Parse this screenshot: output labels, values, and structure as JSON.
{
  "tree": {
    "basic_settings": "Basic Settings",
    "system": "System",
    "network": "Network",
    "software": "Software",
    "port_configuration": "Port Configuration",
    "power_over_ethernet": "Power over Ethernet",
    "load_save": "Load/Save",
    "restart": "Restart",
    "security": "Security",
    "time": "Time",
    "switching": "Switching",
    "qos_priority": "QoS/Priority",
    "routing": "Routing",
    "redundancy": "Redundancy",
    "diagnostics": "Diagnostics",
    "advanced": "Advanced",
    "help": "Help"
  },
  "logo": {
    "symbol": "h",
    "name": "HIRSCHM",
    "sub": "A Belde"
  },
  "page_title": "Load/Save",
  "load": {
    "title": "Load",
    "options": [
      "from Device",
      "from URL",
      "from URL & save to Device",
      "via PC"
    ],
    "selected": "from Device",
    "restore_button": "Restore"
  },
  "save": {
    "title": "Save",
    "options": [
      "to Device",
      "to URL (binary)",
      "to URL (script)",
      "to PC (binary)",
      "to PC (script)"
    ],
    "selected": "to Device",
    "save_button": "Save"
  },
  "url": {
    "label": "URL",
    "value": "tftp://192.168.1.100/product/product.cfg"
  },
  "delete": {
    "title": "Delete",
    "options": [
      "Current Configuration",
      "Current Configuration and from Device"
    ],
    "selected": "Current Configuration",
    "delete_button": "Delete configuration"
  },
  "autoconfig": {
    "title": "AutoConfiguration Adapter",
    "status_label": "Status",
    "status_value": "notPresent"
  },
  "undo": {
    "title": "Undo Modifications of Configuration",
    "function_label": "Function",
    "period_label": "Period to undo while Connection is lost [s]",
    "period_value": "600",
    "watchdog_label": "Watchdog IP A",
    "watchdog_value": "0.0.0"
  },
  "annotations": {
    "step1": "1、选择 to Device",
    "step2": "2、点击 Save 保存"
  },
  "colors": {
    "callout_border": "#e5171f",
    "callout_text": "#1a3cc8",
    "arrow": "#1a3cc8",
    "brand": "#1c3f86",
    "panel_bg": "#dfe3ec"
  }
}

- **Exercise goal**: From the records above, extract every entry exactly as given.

- **Completed task**:
Parse this screenshot: output labels, values, and structure as JSON.
{
  "tree": {
    "basic_settings": "Basic Settings",
    "system": "System",
    "network": "Network",
    "software": "Software",
    "port_configuration": "Port Configuration",
    "power_over_ethernet": "Power over Ethernet",
    "load_save": "Load/Save",
    "restart": "Restart",
    "security": "Security",
    "time": "Time",
    "switching": "Switching",
    "qos_priority": "QoS/Priority",
    "routing": "Routing",
    "redundancy": "Redundancy",
    "diagnostics": "Diagnostics",
    "advanced": "Advanced",
    "help": "Help"
  },
  "logo": {
    "symbol": "h",
    "name": "HIRSCHM",
    "sub": "A Belde"
  },
  "page_title": "Load/Save",
  "load": {
    "title": "Load",
    "options": [
      "from Device",
      "from URL",
      "from URL & save to Device",
      "via PC"
    ],
    "selected": "from Device",
    "restore_button": "Restore"
  },
  "save": {
    "title": "Save",
    "options": [
      "to Device",
      "to URL (binary)",
      "to URL (script)",
      "to PC (binary)",
      "to PC (script)"
    ],
    "selected": "to Device",
    "save_button": "Save"
  },
  "url": {
    "label": "URL",
    "value": "tftp://192.168.1.100/product/product.cfg"
  },
  "delete": {
    "title": "Delete",
    "options": [
      "Current Configuration",
      "Current Configuration and from Device"
    ],
    "selected": "Current Configuration",
    "delete_button": "Delete configuration"
  },
  "autoconfig": {
    "title": "AutoConfiguration Adapter",
    "status_label": "Status",
    "status_value": "notPresent"
  },
  "undo": {
    "title": "Undo Modifications of Configuration",
    "function_label": "Function",
    "period_label": "Period to undo while Connection is lost [s]",
    "period_value": "600",
    "watchdog_label": "Watchdog IP A",
    "watchdog_value": "0.0.0"
  },
  "annotations": {
    "step1": "1、选择 to Device",
    "step2": "2、点击 Save 保存"
  },
  "colors": {
    "callout_border": "#e5171f",
    "callout_text": "#1a3cc8",
    "arrow": "#1a3cc8",
    "brand": "#1c3f86",
    "panel_bg": "#dfe3ec"
  }
}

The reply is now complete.